The answer must be every line from the entries below that contains "JSON".

-- MATERIAL FOR THIS EXERCISE follows --

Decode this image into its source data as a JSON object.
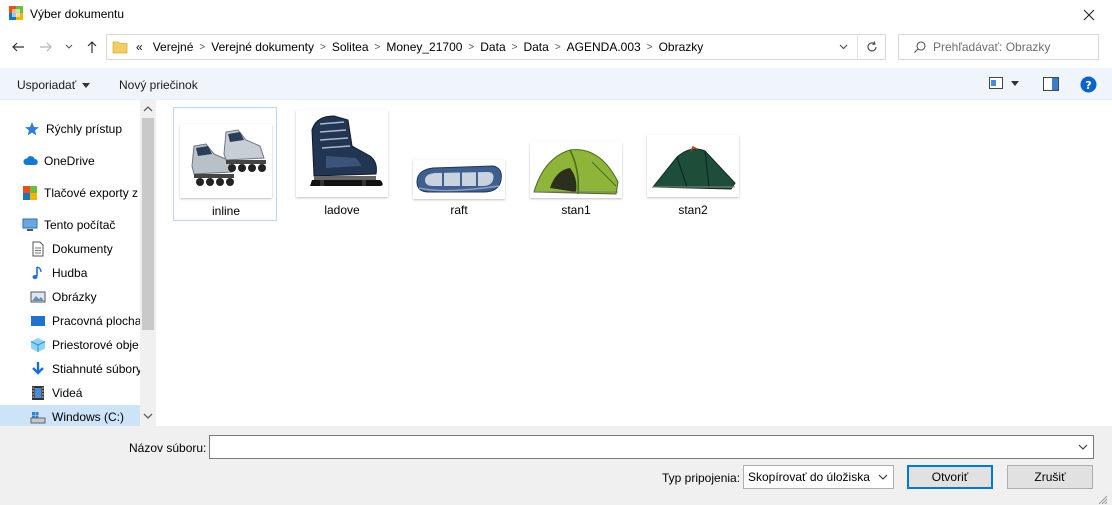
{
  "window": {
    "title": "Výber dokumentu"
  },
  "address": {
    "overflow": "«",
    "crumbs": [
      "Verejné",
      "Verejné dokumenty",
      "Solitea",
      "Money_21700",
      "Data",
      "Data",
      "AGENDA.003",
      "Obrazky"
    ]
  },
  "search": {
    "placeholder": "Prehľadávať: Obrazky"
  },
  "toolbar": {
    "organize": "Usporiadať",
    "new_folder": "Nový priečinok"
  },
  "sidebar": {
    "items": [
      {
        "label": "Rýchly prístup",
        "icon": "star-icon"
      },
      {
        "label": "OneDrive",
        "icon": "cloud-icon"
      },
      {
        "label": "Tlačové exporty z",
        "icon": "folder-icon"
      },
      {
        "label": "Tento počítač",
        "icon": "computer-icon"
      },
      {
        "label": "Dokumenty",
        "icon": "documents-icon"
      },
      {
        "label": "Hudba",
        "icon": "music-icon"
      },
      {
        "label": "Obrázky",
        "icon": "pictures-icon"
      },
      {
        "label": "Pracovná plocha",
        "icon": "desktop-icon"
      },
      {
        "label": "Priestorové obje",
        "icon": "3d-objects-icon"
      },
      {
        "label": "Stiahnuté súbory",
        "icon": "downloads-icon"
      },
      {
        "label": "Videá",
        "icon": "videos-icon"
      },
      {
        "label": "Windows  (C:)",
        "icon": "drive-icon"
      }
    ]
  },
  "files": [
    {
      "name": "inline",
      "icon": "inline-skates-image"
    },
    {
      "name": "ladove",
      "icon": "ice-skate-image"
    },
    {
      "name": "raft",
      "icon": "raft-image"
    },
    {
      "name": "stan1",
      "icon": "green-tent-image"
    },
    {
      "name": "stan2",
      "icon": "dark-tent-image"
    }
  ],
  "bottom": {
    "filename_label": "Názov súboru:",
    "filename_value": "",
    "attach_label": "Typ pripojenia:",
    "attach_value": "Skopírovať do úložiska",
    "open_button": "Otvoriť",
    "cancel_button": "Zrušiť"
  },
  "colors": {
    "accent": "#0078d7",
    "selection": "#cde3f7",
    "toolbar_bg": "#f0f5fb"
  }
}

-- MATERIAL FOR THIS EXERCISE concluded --
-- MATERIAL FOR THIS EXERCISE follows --

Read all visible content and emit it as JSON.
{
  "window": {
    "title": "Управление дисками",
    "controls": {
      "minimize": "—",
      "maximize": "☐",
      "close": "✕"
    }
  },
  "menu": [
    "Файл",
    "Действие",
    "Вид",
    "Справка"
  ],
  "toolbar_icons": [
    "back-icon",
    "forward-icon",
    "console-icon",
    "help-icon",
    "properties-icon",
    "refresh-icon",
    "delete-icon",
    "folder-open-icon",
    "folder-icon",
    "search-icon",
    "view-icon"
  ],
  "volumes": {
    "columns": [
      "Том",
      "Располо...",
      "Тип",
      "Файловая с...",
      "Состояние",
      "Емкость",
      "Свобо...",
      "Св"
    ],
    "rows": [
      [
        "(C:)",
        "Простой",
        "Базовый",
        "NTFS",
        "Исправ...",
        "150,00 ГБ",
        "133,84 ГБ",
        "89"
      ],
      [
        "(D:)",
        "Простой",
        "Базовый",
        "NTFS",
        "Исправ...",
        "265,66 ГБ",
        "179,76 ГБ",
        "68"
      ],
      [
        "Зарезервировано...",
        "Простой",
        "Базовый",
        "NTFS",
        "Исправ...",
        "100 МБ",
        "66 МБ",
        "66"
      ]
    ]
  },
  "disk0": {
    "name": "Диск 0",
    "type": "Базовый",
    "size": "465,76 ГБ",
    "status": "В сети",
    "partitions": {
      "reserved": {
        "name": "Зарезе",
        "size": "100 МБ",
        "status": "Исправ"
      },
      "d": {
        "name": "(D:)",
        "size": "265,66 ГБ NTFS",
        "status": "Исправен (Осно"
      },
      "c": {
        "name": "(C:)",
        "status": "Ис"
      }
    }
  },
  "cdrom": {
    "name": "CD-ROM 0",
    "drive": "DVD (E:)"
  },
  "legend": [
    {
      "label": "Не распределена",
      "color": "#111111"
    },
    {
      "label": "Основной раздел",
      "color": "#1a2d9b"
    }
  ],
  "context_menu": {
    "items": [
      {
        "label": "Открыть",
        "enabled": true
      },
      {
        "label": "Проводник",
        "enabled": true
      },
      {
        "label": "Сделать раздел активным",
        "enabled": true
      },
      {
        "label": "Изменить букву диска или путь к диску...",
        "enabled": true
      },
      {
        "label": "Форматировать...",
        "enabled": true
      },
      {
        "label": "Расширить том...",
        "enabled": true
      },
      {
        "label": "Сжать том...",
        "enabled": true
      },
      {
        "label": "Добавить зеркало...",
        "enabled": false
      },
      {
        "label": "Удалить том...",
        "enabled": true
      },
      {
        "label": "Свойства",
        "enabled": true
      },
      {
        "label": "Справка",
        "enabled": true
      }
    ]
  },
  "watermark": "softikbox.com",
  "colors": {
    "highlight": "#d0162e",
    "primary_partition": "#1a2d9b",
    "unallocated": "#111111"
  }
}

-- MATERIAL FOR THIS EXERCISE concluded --

*COMPLETED TASK:*
Decode this image into its source data as a JSON object.
Read all visible content and emit it as JSON.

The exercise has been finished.